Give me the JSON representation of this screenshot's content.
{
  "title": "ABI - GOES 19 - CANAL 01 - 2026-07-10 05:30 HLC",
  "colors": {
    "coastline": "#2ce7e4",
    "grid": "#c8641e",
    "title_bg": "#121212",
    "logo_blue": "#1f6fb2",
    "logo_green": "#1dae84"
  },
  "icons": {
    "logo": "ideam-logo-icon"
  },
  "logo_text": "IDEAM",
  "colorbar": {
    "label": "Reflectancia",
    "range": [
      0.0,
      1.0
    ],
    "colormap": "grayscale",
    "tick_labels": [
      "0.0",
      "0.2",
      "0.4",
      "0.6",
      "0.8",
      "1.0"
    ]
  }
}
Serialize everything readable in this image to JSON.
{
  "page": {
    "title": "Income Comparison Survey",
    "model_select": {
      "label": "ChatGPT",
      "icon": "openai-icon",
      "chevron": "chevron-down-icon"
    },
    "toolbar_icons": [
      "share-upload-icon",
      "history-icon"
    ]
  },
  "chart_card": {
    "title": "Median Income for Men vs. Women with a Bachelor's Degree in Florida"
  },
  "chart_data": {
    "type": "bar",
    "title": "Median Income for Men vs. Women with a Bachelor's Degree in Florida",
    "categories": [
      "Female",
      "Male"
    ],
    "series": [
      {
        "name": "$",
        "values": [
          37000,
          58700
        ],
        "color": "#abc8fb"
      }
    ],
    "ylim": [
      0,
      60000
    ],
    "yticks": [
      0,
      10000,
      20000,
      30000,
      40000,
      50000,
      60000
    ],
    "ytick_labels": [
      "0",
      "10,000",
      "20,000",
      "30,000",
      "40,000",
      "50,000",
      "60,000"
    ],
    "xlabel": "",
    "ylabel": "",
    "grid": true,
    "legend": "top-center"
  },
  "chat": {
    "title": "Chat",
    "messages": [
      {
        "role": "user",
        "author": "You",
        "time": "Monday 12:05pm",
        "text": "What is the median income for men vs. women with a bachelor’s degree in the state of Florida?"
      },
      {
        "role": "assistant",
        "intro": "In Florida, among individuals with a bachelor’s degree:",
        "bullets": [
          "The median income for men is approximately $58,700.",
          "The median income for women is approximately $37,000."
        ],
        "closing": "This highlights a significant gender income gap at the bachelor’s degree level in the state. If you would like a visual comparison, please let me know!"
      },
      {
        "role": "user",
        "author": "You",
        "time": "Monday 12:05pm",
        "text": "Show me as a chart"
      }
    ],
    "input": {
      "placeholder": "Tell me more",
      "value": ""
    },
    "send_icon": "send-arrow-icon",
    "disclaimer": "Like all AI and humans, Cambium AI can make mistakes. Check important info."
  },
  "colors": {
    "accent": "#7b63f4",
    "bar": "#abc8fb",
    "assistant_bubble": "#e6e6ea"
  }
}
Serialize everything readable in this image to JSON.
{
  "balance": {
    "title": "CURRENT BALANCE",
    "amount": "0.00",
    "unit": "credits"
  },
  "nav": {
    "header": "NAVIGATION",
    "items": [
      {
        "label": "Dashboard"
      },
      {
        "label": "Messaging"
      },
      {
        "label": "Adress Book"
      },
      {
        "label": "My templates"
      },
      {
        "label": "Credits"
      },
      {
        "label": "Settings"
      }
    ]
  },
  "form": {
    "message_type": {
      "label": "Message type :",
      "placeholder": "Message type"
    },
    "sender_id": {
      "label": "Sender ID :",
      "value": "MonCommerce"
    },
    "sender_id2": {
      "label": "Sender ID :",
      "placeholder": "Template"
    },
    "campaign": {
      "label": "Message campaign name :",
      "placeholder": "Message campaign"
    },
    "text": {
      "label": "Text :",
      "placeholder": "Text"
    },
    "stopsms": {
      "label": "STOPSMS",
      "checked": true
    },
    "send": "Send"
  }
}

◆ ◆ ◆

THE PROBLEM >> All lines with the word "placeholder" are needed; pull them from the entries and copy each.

RESPONSE BELOW >>
      "placeholder": "Tell me more",
      "placeholder": "Message type"
      "placeholder": "Template"
      "placeholder": "Message campaign"
      "placeholder": "Text"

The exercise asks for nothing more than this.